Task input:
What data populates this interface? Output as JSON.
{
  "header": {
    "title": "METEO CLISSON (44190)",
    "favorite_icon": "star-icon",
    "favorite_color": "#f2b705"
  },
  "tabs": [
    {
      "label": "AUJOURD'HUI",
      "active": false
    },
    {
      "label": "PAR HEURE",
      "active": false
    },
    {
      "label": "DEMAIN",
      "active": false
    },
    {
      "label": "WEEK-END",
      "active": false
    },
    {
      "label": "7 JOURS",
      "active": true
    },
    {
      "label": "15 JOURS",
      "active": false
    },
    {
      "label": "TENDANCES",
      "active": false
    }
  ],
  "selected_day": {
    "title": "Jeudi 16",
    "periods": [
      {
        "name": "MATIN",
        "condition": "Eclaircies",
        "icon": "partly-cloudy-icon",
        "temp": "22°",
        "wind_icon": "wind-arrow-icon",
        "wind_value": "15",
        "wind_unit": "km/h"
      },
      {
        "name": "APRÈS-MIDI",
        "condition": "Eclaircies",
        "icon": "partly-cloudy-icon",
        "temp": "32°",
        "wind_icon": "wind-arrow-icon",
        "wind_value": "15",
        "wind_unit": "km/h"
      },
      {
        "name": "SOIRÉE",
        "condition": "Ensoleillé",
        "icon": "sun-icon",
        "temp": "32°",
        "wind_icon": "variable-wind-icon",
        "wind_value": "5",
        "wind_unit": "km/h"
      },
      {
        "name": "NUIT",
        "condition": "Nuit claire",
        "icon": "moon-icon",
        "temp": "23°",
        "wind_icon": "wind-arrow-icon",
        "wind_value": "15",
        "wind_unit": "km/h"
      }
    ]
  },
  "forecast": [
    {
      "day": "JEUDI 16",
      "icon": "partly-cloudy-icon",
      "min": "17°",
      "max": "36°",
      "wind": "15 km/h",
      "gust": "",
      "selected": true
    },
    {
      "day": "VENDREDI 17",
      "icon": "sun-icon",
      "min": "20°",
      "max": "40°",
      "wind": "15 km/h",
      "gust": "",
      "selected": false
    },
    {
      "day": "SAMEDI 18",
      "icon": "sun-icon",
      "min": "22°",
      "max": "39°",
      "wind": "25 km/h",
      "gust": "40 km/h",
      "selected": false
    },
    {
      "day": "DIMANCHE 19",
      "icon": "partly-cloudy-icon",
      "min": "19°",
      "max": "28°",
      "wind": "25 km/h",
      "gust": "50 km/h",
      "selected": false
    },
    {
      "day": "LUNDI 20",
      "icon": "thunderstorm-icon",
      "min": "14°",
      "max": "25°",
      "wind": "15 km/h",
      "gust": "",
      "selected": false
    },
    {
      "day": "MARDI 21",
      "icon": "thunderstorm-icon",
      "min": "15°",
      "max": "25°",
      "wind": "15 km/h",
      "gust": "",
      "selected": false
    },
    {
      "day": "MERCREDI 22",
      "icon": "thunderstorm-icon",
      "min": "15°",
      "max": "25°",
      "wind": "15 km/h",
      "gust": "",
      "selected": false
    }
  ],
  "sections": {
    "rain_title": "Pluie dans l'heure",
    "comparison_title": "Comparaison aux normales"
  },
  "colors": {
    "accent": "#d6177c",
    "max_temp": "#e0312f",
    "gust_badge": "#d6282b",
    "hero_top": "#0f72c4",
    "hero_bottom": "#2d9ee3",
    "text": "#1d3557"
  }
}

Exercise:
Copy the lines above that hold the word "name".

Reply:
        "name": "MATIN",
        "name": "APRÈS-MIDI",
        "name": "SOIRÉE",
        "name": "NUIT",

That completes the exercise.